### Data entries
-=-=-

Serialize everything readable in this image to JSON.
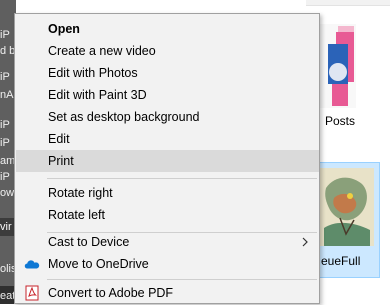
{
  "left_panel": {
    "items": [
      "iP",
      "d bi",
      "iP",
      "nA",
      "iP",
      "iP",
      "am",
      "iP",
      "ow",
      "vir",
      "olis",
      "eat"
    ]
  },
  "explorer": {
    "thumbnails": [
      {
        "label": "Posts"
      },
      {
        "label": "eueFull"
      }
    ]
  },
  "context_menu": {
    "items": [
      {
        "label": "Open"
      },
      {
        "label": "Create a new video"
      },
      {
        "label": "Edit with Photos"
      },
      {
        "label": "Edit with Paint 3D"
      },
      {
        "label": "Set as desktop background"
      },
      {
        "label": "Edit"
      },
      {
        "label": "Print"
      },
      {
        "label": "Rotate right"
      },
      {
        "label": "Rotate left"
      },
      {
        "label": "Cast to Device"
      },
      {
        "label": "Move to OneDrive"
      },
      {
        "label": "Convert to Adobe PDF"
      }
    ],
    "hovered": "Print",
    "icons": {
      "onedrive": "cloud-icon",
      "adobe": "adobe-pdf-icon",
      "cast_submenu": "chevron-right-icon"
    }
  },
  "colors": {
    "menu_bg": "#f2f2f2",
    "hover": "#dadada",
    "selection_bg": "#cce8ff",
    "onedrive_blue": "#0f78d4",
    "adobe_red": "#c7232a"
  }
}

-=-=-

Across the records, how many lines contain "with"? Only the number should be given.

2